== What to produce ==
Quote all of the data that follows exactly as written, skipping the images.

== Data supplied ==
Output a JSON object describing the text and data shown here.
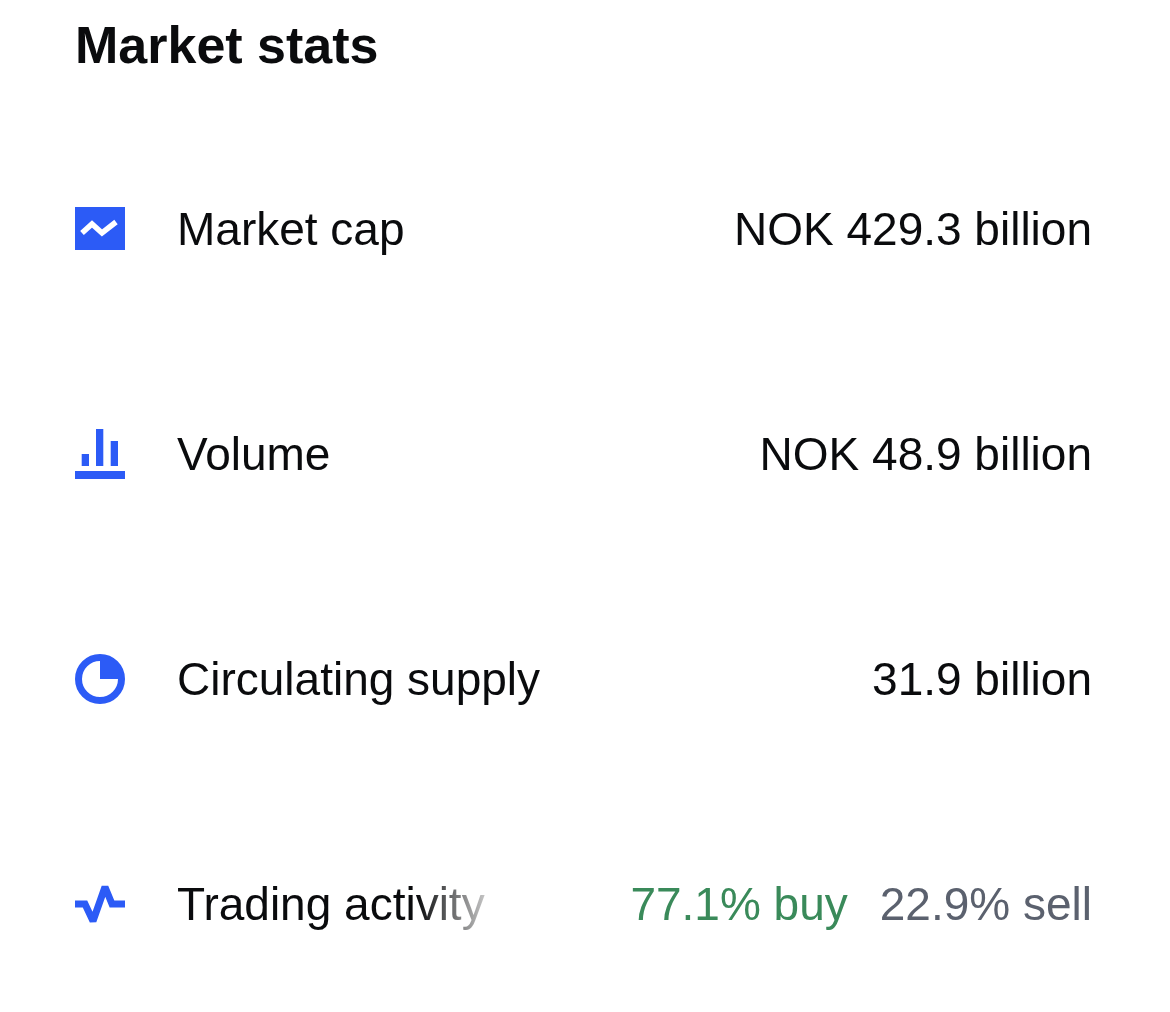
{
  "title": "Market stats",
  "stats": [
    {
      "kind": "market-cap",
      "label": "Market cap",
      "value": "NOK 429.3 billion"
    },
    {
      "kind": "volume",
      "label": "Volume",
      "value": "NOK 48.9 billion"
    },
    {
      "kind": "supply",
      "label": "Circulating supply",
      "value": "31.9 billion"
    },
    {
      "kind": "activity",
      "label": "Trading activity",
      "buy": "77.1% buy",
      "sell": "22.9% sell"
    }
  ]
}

== Result ==
Output a JSON object describing the text and data shown here.
{
  "title": "Market stats",
  "stats": [
    {
      "kind": "market-cap",
      "label": "Market cap",
      "value": "NOK 429.3 billion"
    },
    {
      "kind": "volume",
      "label": "Volume",
      "value": "NOK 48.9 billion"
    },
    {
      "kind": "supply",
      "label": "Circulating supply",
      "value": "31.9 billion"
    },
    {
      "kind": "activity",
      "label": "Trading activity",
      "buy": "77.1% buy",
      "sell": "22.9% sell"
    }
  ]
}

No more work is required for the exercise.